Patricia, thank you for your wise words. I am currently sitting with my de-menting mom in TN, working to move her and my dad into an assisted living facility nearby (he’s been in a different one for a decade or so, due to brain surgery.) As I watch her lose touch with herself, and as I watch her deconstruct her life and some of mine, I have been thinking a lot about the self, and what makes me me. I don’t often have time to read your posts these days, but when I do they are always worth it. Thank you for radiating your true self, and helping me to see this process of loss as also a process of uncovering, and of unburdening.
Patricia Pearce says
Dawn, it’s great to hear from you. It sounds like you are in the midst of a profound and challenging time with your parents, and I can imagine how the situation is leading you to ponder the nature of the self and what makes each of us unique. Please know that I’m sending you many blessings and much love!

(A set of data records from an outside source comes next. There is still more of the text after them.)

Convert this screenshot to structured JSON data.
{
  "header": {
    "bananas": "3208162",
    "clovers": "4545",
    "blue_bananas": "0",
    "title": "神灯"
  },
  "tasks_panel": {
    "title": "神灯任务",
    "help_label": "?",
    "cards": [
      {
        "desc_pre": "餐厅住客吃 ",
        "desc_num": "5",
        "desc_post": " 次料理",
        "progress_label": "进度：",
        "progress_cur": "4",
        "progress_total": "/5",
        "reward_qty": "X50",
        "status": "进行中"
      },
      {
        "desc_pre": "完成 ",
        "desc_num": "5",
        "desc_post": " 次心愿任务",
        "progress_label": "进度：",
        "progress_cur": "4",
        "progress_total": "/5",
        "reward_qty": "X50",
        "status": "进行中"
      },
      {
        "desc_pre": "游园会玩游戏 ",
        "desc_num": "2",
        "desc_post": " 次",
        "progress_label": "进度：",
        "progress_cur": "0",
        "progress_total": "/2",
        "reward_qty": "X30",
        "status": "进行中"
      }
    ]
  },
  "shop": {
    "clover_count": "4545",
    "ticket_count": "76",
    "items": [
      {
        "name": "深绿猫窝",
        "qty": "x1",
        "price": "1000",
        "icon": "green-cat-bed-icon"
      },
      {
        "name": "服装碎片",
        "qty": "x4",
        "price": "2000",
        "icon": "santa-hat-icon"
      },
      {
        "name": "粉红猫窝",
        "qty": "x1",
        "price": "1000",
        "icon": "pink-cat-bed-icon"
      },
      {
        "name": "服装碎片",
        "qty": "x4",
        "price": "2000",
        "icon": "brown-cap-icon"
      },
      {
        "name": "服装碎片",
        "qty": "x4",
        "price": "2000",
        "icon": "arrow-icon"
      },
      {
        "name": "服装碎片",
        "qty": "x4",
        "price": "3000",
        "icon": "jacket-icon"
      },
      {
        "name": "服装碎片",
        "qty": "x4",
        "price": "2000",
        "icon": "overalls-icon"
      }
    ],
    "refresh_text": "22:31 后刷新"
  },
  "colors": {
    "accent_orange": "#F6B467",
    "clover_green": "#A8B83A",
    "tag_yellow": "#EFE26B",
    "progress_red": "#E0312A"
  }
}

Dawn Davidson says
Thanks, Patricia. It’s a measure of how intense things have been that I only just now read your kind words, many months later. They are safely in the facility now, and I am back in CA both re-inventing and de-inventing myself. 🙂 What a crazy year+ this has been! Next up: I am taking an online course in Zentangle, and looking to enter grad school in the Fall. Hope all is well with you!
Larry S. says

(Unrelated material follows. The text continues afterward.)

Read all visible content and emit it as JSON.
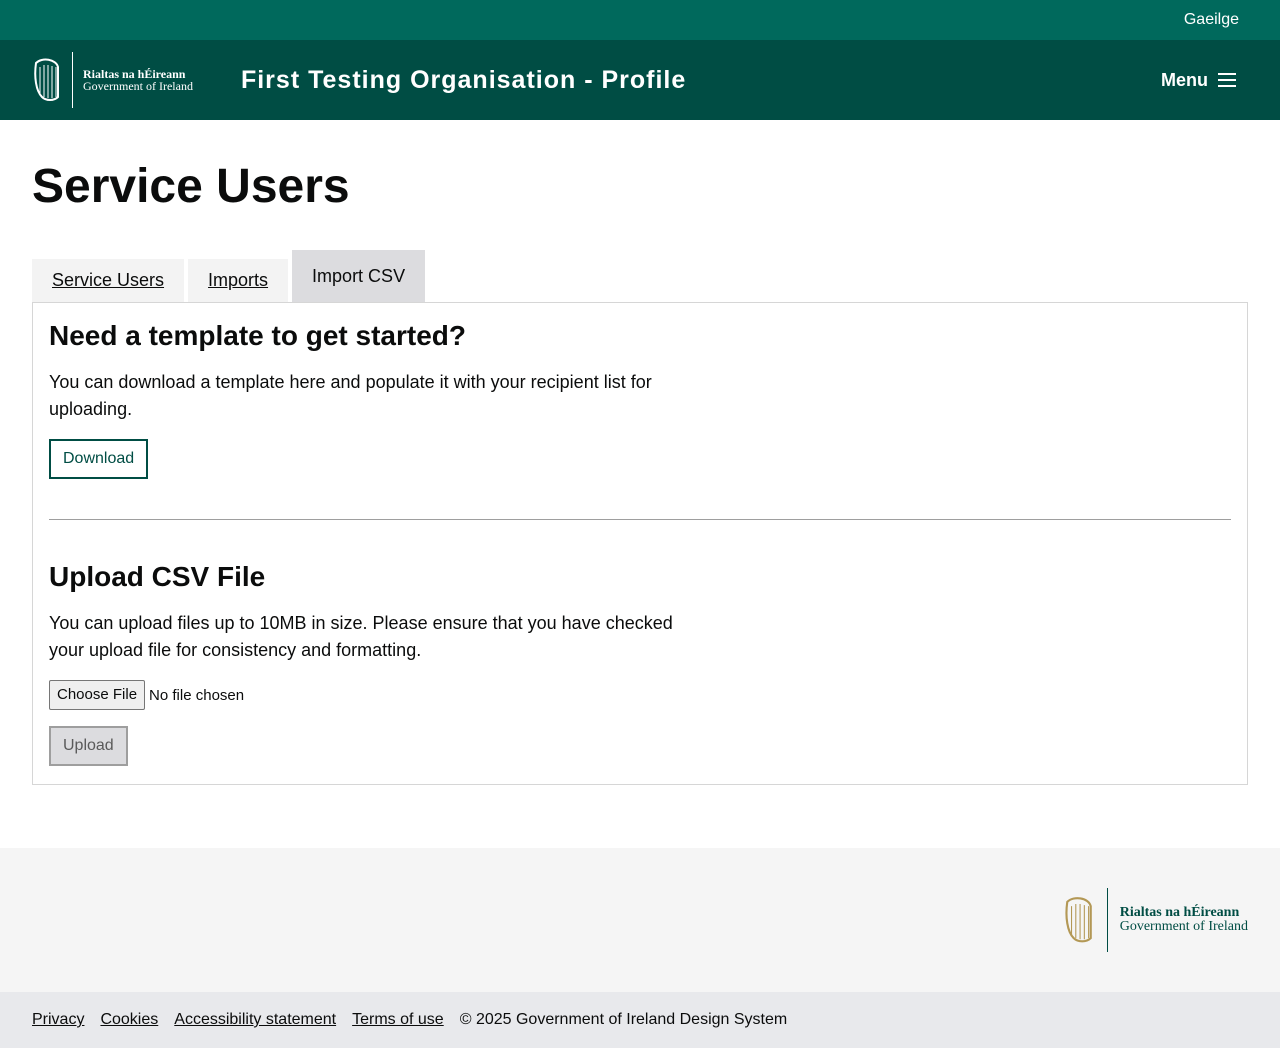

I especially like the distinction between de-inventing and reinventing.
Shifting mental models, in Lean Thinking the goal is to strip away everything that is not value-added; to “eliminate the waste” to free up capacity to do more value-added activity.

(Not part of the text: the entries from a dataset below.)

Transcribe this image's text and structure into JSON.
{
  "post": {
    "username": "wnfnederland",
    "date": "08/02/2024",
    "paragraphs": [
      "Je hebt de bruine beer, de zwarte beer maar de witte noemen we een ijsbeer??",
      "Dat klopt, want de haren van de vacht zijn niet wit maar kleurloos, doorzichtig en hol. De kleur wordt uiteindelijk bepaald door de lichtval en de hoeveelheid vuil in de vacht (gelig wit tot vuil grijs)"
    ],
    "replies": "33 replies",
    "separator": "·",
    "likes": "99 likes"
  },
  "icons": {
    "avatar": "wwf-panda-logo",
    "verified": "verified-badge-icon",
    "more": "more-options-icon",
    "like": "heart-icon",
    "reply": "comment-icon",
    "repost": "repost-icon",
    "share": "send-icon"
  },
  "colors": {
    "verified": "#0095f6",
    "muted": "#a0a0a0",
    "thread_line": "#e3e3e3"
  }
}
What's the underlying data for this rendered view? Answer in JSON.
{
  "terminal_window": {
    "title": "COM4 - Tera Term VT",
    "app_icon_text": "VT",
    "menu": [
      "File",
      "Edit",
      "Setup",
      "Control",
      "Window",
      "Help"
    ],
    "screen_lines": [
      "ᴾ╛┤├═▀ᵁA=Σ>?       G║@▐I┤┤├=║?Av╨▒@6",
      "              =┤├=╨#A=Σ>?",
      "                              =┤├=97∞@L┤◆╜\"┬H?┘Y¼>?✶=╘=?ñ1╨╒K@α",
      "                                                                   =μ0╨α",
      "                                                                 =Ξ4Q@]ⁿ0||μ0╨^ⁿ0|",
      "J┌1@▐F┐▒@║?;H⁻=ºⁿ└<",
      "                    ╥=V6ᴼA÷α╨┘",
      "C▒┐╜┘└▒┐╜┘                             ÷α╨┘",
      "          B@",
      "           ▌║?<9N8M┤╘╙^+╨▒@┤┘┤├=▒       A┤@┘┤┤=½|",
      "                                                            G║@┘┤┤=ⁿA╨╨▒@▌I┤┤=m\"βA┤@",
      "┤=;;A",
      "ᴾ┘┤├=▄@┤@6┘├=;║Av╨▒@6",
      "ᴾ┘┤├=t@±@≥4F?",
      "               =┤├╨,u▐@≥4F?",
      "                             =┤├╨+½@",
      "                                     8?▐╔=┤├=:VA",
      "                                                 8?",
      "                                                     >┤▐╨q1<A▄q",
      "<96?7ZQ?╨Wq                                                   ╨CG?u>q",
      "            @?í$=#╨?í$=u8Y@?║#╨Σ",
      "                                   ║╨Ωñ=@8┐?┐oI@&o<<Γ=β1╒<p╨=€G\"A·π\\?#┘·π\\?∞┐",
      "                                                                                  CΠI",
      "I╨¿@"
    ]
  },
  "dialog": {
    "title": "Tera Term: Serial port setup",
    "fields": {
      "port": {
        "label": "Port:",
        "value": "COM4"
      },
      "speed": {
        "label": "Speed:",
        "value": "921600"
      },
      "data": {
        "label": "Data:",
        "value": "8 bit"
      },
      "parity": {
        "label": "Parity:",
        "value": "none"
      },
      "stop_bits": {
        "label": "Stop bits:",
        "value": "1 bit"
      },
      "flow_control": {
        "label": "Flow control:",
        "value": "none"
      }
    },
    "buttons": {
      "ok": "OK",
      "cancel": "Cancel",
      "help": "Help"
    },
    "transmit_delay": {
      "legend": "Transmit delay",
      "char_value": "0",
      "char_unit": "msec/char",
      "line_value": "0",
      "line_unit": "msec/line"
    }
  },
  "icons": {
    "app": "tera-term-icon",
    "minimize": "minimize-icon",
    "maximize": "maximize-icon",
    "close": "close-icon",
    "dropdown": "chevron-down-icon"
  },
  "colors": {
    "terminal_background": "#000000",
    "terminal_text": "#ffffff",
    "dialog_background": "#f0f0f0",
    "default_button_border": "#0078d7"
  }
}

I’ll be reflecting on this for a while …
Kip Leitner says
This posts reminds me a lot of the concept of [ true self / false self ] introduced in 1960 by the psychologist Donald Winnicott. He noted that the sense of self is rooted in the sense of “aliveness” and goes back to the very beginning of the way that infants and children are cared. In a real sense, the first thing our caregivers give us is the sense that we have a right to be here and that our needs will be met. This grounds the entire sense of self and the elaboration of the personality will come later.
Lori Murray says
Thank you, Patricia.
I am curious about what your letting go of personal constructs looks like?
I find it is one thing to see at first, is just that, egoic thoughts monitoring an unreal conditioned life.
And then I find, even with this Awareness, patterns still play out.
To ‘let go’ of a noted egoic reaction, some folks will remind themselves, this doesn’t reflect the Truth of what I really am, and dismiss the reaction and/or perhaps call on Holy Spirit for help.
I see this will halt further engagement for the time being, if simply let go via dismissal.
A letting go, more like a letting be, while consciously recognizing all is the Beloved, and experienced “there,” has proven ‘letting go’ results here and for no one.
Paradoxically. seen from beyond the personal contructs, yet then reflected back, in their dissolution.
Is this your experience, when you say let go? I question my interest in wanting ‘“personal clarity” on this subject, yet it remains. Thank you!
Patricia Pearce says
Hi Lori. Great question. I find that reminding myself consciously that what the mind is doing is just generating a story, and then doing what call suspending my belief in that story definitely helps. (And also, it is the *resistance* to the thought pattern that keeps it in place, so compassion and acceptance is always key).
But for me the process goes even deeper, and is something I do in a meditative, almost trance state. It feels more like deep shamanic work than anything the conscious mind can engage in. It goes to the subconscious level where the patterns are being generated, and again, Love is the essential ingredient.
It’s a bit difficult to describe in words, but I hope that helps answer your question.
Penny Gill says
a really wonderful post, Patricia. It sums up in such simple language so much of these last years of my life – supposedly my “retirement” – ha! This excavation, stripping, and letting go is so hard, and brings such ease and freedom and new life. Remarkable, really. One big help, I have found, is to keep breathing kindness to myself, as all that old pain surfaces: the pain must be experienced, it seems, and so the instruction is to “lean into it.” The compassion and kindness are essential. Blessings and deep thanks!